«Sibir» is the second of Russia’s new Project 22220 nuclear powered icebreakers for year-around navigation in Arctic waters.
The first of the class, «Arktika», was put on water last year and will be commissioned in mid-2019. «Sibir» will follow a year later and is expected to make her first port-call to Murmansk in November 2020, Rosatom, Russia’s Stae Atomic Energy Corporation, informs.
A third icebreaker of the class, «Ural» will start sailing in 2021.

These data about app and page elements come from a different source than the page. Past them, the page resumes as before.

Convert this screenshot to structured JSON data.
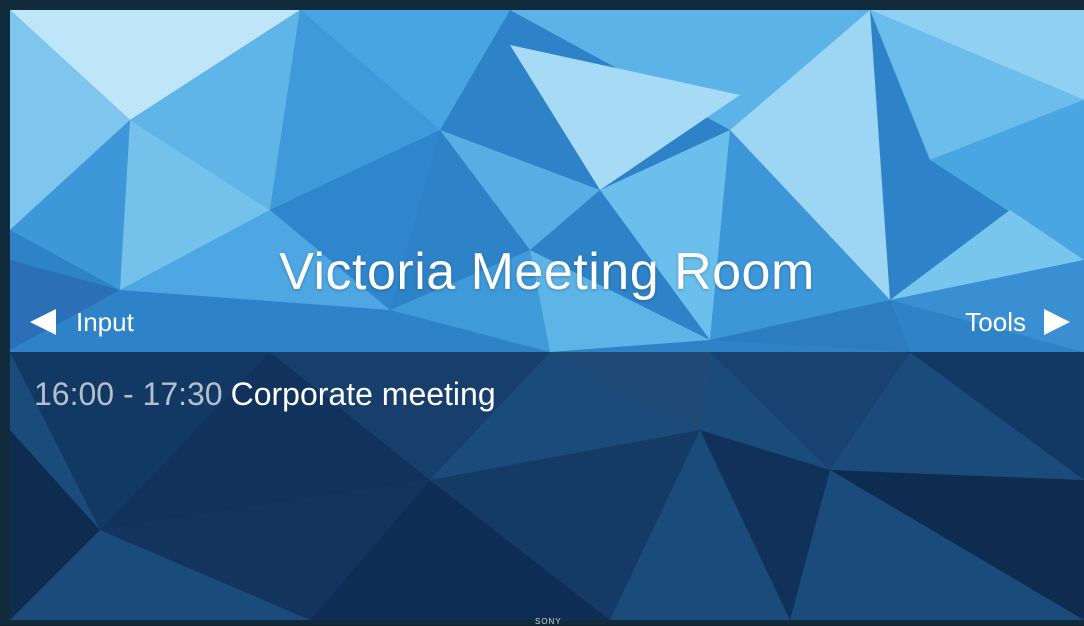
{
  "room": {
    "name": "Victoria Meeting Room"
  },
  "nav": {
    "left_label": "Input",
    "right_label": "Tools",
    "left_icon": "triangle-left-arrow",
    "right_icon": "triangle-right-arrow"
  },
  "schedule": [
    {
      "time": "16:00 - 17:30",
      "title": "Corporate meeting"
    }
  ],
  "brand": "SONY",
  "colors": {
    "background_primary": "#2d7fc4",
    "background_light": "#8ad0f2",
    "background_dark": "#0f2f55",
    "text_primary": "#ffffff",
    "text_secondary": "#b3bfcc"
  }
}
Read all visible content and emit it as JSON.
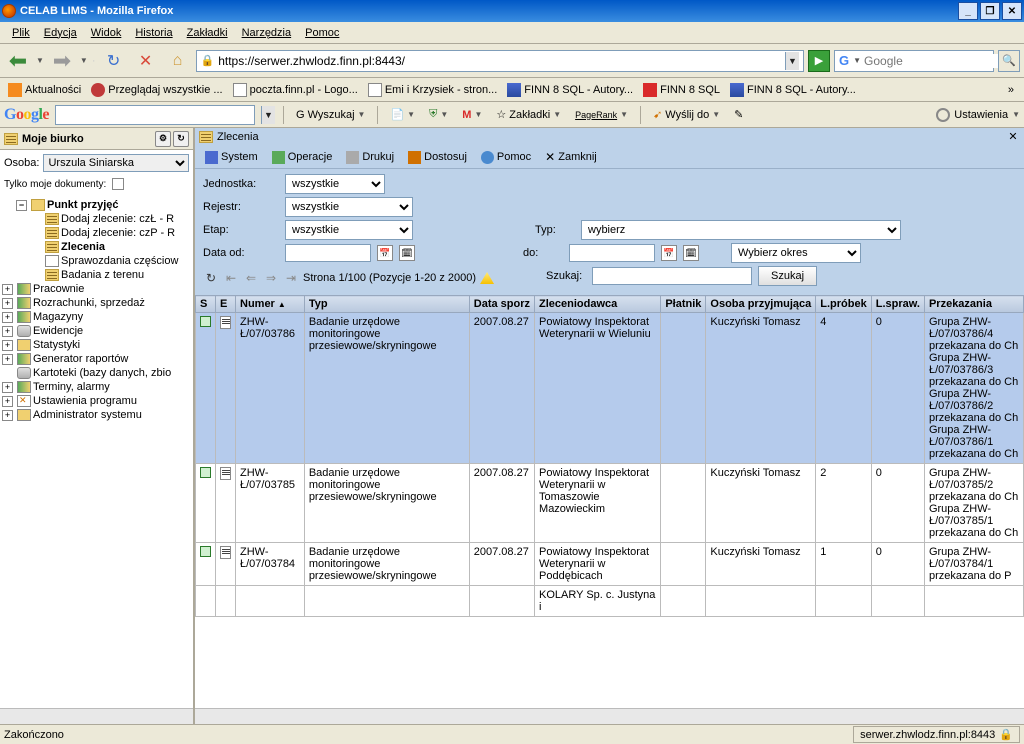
{
  "window": {
    "title": "CELAB LIMS - Mozilla Firefox"
  },
  "menubar": [
    "Plik",
    "Edycja",
    "Widok",
    "Historia",
    "Zakładki",
    "Narzędzia",
    "Pomoc"
  ],
  "url": "https://serwer.zhwlodz.finn.pl:8443/",
  "search_placeholder": "Google",
  "bookmarks": [
    "Aktualności",
    "Przeglądaj wszystkie ...",
    "poczta.finn.pl - Logo...",
    "Emi i Krzysiek - stron...",
    "FINN 8 SQL - Autory...",
    "FINN 8 SQL",
    "FINN 8 SQL - Autory..."
  ],
  "google_toolbar": {
    "search": "Wyszukaj",
    "bookmarks": "Zakładki",
    "pagerank": "PageRank",
    "send": "Wyślij do",
    "settings": "Ustawienia"
  },
  "sidebar": {
    "title": "Moje biurko",
    "osoba_label": "Osoba:",
    "osoba_value": "Urszula Siniarska",
    "docs_label": "Tylko moje dokumenty:",
    "tree": {
      "punkt": "Punkt przyjęć",
      "dodaj1": "Dodaj zlecenie: czŁ - R",
      "dodaj2": "Dodaj zlecenie: czP - R",
      "zlecenia": "Zlecenia",
      "sprawozdania": "Sprawozdania częściow",
      "badania": "Badania z terenu",
      "pracownie": "Pracownie",
      "rozrachunki": "Rozrachunki, sprzedaż",
      "magazyny": "Magazyny",
      "ewidencje": "Ewidencje",
      "statystyki": "Statystyki",
      "generator": "Generator raportów",
      "kartoteki": "Kartoteki (bazy danych, zbio",
      "terminy": "Terminy, alarmy",
      "ustawienia": "Ustawienia programu",
      "admin": "Administrator systemu"
    }
  },
  "main": {
    "title": "Zlecenia",
    "menu": {
      "system": "System",
      "operacje": "Operacje",
      "drukuj": "Drukuj",
      "dostosuj": "Dostosuj",
      "pomoc": "Pomoc",
      "zamknij": "Zamknij"
    },
    "filters": {
      "jednostka_label": "Jednostka:",
      "jednostka_value": "wszystkie",
      "rejestr_label": "Rejestr:",
      "rejestr_value": "wszystkie",
      "etap_label": "Etap:",
      "etap_value": "wszystkie",
      "typ_label": "Typ:",
      "typ_value": "wybierz",
      "data_od_label": "Data od:",
      "do_label": "do:",
      "okres_value": "Wybierz okres",
      "szukaj_label": "Szukaj:",
      "szukaj_button": "Szukaj"
    },
    "pager": "Strona 1/100 (Pozycje 1-20 z 2000)",
    "columns": [
      "S",
      "E",
      "Numer",
      "Typ",
      "Data sporz",
      "Zleceniodawca",
      "Płatnik",
      "Osoba przyjmująca",
      "L.próbek",
      "L.spraw.",
      "Przekazania"
    ],
    "rows": [
      {
        "numer": "ZHW-Ł/07/03786",
        "typ": "Badanie urzędowe monitoringowe przesiewowe/skryningowe",
        "data": "2007.08.27",
        "zlec": "Powiatowy Inspektorat Weterynarii w Wieluniu",
        "platnik": "",
        "osoba": "Kuczyński Tomasz",
        "lprob": "4",
        "lspr": "0",
        "przek": "Grupa ZHW-Ł/07/03786/4 przekazana do Ch\nGrupa ZHW-Ł/07/03786/3 przekazana do Ch\nGrupa ZHW-Ł/07/03786/2 przekazana do Ch\nGrupa ZHW-Ł/07/03786/1 przekazana do Ch"
      },
      {
        "numer": "ZHW-Ł/07/03785",
        "typ": "Badanie urzędowe monitoringowe przesiewowe/skryningowe",
        "data": "2007.08.27",
        "zlec": "Powiatowy Inspektorat Weterynarii w Tomaszowie Mazowieckim",
        "platnik": "",
        "osoba": "Kuczyński Tomasz",
        "lprob": "2",
        "lspr": "0",
        "przek": "Grupa ZHW-Ł/07/03785/2 przekazana do Ch\nGrupa ZHW-Ł/07/03785/1 przekazana do Ch"
      },
      {
        "numer": "ZHW-Ł/07/03784",
        "typ": "Badanie urzędowe monitoringowe przesiewowe/skryningowe",
        "data": "2007.08.27",
        "zlec": "Powiatowy Inspektorat Weterynarii w Poddębicach",
        "platnik": "",
        "osoba": "Kuczyński Tomasz",
        "lprob": "1",
        "lspr": "0",
        "przek": "Grupa ZHW-Ł/07/03784/1 przekazana do P"
      },
      {
        "numer": "",
        "typ": "",
        "data": "",
        "zlec": "KOLARY Sp. c. Justyna i",
        "platnik": "",
        "osoba": "",
        "lprob": "",
        "lspr": "",
        "przek": ""
      }
    ]
  },
  "status": {
    "left": "Zakończono",
    "right": "serwer.zhwlodz.finn.pl:8443"
  }
}
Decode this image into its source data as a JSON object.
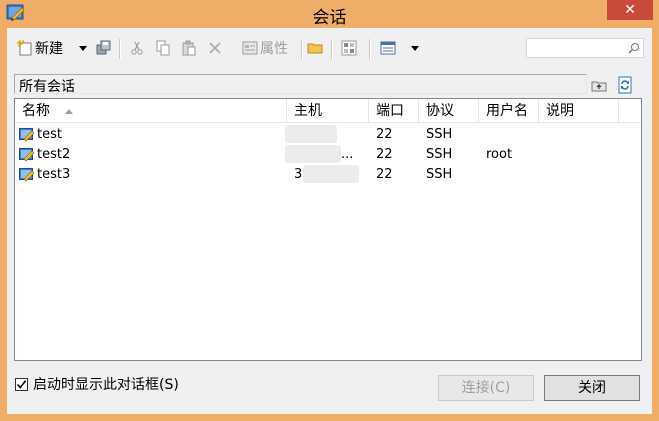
{
  "window": {
    "title": "会话",
    "close_symbol": "✕"
  },
  "toolbar": {
    "new_label": "新建",
    "properties_label": "属性",
    "search_placeholder": ""
  },
  "folder_bar": {
    "path": "所有会话"
  },
  "list": {
    "columns": [
      "名称",
      "主机",
      "端口",
      "协议",
      "用户名",
      "说明"
    ],
    "rows": [
      {
        "name": "test",
        "host": "",
        "port": "22",
        "protocol": "SSH",
        "user": "",
        "desc": ""
      },
      {
        "name": "test2",
        "host": "...",
        "port": "22",
        "protocol": "SSH",
        "user": "root",
        "desc": ""
      },
      {
        "name": "test3",
        "host": "3",
        "port": "22",
        "protocol": "SSH",
        "user": "",
        "desc": ""
      }
    ]
  },
  "footer": {
    "startup_checkbox_label": "启动时显示此对话框(S)",
    "startup_checked": true,
    "connect_label": "连接(C)",
    "close_label": "关闭"
  },
  "colors": {
    "frame": "#f0ad68",
    "close_button": "#c74b3b",
    "client_bg": "#f0f0f0"
  }
}
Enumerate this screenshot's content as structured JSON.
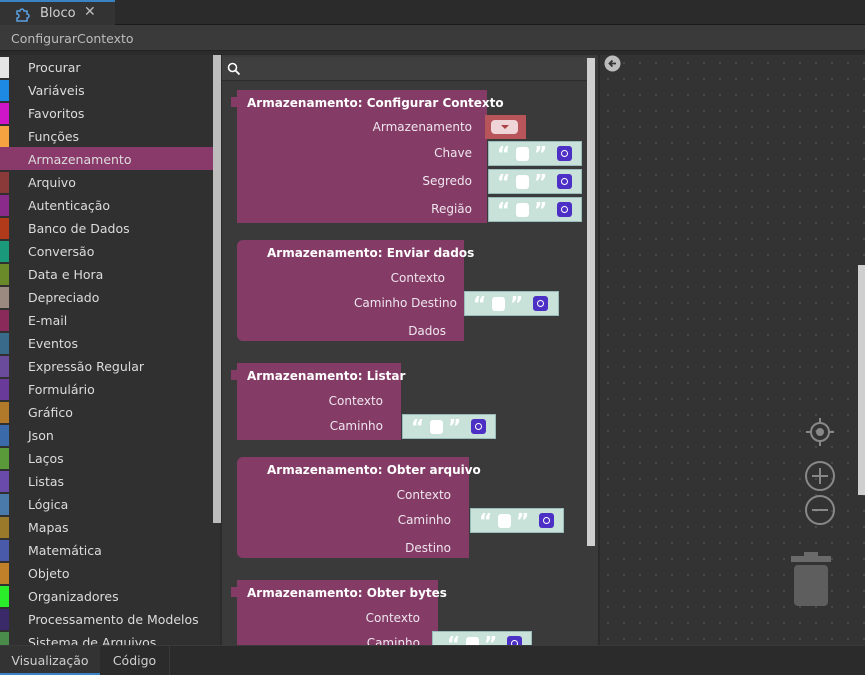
{
  "tab": {
    "title": "Bloco",
    "close": "✕"
  },
  "context_title": "ConfigurarContexto",
  "categories": [
    {
      "label": "Procurar",
      "color": "#e6e6e6"
    },
    {
      "label": "Variáveis",
      "color": "#1e88e5"
    },
    {
      "label": "Favoritos",
      "color": "#d014c8"
    },
    {
      "label": "Funções",
      "color": "#f4a340"
    },
    {
      "label": "Armazenamento",
      "color": "#8a3a6a"
    },
    {
      "label": "Arquivo",
      "color": "#8b3a3a"
    },
    {
      "label": "Autenticação",
      "color": "#8a2a8a"
    },
    {
      "label": "Banco de Dados",
      "color": "#b03a1a"
    },
    {
      "label": "Conversão",
      "color": "#1a9a7a"
    },
    {
      "label": "Data e Hora",
      "color": "#6a8a2a"
    },
    {
      "label": "Depreciado",
      "color": "#9a8a80"
    },
    {
      "label": "E-mail",
      "color": "#8a2a5a"
    },
    {
      "label": "Eventos",
      "color": "#3a6a8a"
    },
    {
      "label": "Expressão Regular",
      "color": "#6a4a9a"
    },
    {
      "label": "Formulário",
      "color": "#6a3a9a"
    },
    {
      "label": "Gráfico",
      "color": "#b07a2a"
    },
    {
      "label": "Json",
      "color": "#3a6aaa"
    },
    {
      "label": "Laços",
      "color": "#5a9a3a"
    },
    {
      "label": "Listas",
      "color": "#6a4aaa"
    },
    {
      "label": "Lógica",
      "color": "#4a7aaa"
    },
    {
      "label": "Mapas",
      "color": "#9a7a2a"
    },
    {
      "label": "Matemática",
      "color": "#4a5aaa"
    },
    {
      "label": "Objeto",
      "color": "#c0802a"
    },
    {
      "label": "Organizadores",
      "color": "#2aee2a"
    },
    {
      "label": "Processamento de Modelos",
      "color": "#3a2a6a"
    },
    {
      "label": "Sistema de Arquivos",
      "color": "#4a8a4a"
    }
  ],
  "selected_category": "Armazenamento",
  "blocks": {
    "b1": {
      "title": "Armazenamento: Configurar Contexto",
      "inputs": [
        "Armazenamento",
        "Chave",
        "Segredo",
        "Região"
      ]
    },
    "b2": {
      "title": "Armazenamento: Enviar dados",
      "inputs": [
        "Contexto",
        "Caminho Destino",
        "Dados"
      ]
    },
    "b3": {
      "title": "Armazenamento: Listar",
      "inputs": [
        "Contexto",
        "Caminho"
      ]
    },
    "b4": {
      "title": "Armazenamento: Obter arquivo",
      "inputs": [
        "Contexto",
        "Caminho",
        "Destino"
      ]
    },
    "b5": {
      "title": "Armazenamento: Obter bytes",
      "inputs": [
        "Contexto",
        "Caminho"
      ]
    }
  },
  "quote_open": "“",
  "quote_close": "”",
  "bottom_tabs": [
    "Visualização",
    "Código"
  ],
  "colors": {
    "block": "#843c67",
    "string": "#c9e2d9",
    "accent": "#3b82c4",
    "dropdown": "#b8555b"
  }
}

As previously reported by the Barents Observer, Russia’s new icebreakers are significantly behind schedule, allegedly due to the ruling east-west sanction regimes. Steam generators for the vessels were originally to be delivered by Turboatom, a Ukrainian company based in Kharkiv. The current war in eastern Ukraine put a quick stop to that deal. Also General Electrics’ deliveries of the electric propulsion systems for the icebreakers was stalled and Russian systems were used instead.
When in operation, the three new icebreakers will be the most powerful in the world. Powered by two RITM-200 reactors with a capacity of 175 MW the vessels will be able to break through three meter thick ice. On board, there is a crew of 53.
The icebreakers will be based in Murmansk on the coast of the Barents Sea. Here, Atomflot base serves as home port and service centre for what is the world’s only fleet of civilian nuclear powered vessels.
The three new icebreakers, «Arktika», «Sibir» and «Ural» are replacing older icebreakers, of which two have the same names «Arktika» and «Sibir».
A fleet of eight vessels
When all three vessels of the Project 22220 are commissioned by 2021, the fleet of nuclear powered vessels operated by Rosatom from Murmansk will consist of eight vessels.
«Sevmorput» – container vessel (1988)
«Yamal» icebreaker (1993)
«50 Let Pobedy» icebreaker (2007)
«Taymyr» icebreaker for shallow waters (1989)
«Vaygach» icebreaker for shallow waters (1990)
«Arktika» new icebreaker (2019)
«Sibir» new icebreaker (2020)
«Ural» new icebrealer (2021)
Related stories from around the North:
Canada: Canada announces $175 million investment in Arctic waters protection, Eye on the Arctic
China: China’s Belt and Road initiative moves into Arctic, blog by Mia Bennett
Finland: Helsinki, Finland set to become world’s busiest sea passenger port, Yle News
Norway: Tourism on the rise in waters around Svalbard, Norway, The Independent Barents Observer
Russia: Northern Sea Route is free of ice, Arctic shipping thrives, The Independent Barents Observer
South Korea: South Korean company plans shipping through Arctic Russia, The Independent Barents Observer
Sweden: Swedish PM questions Chinese warships in Baltic Sea, Radio Sweden
United States: Alaska’s cruise industry just keeps getting bigger, Alaska Dispatch News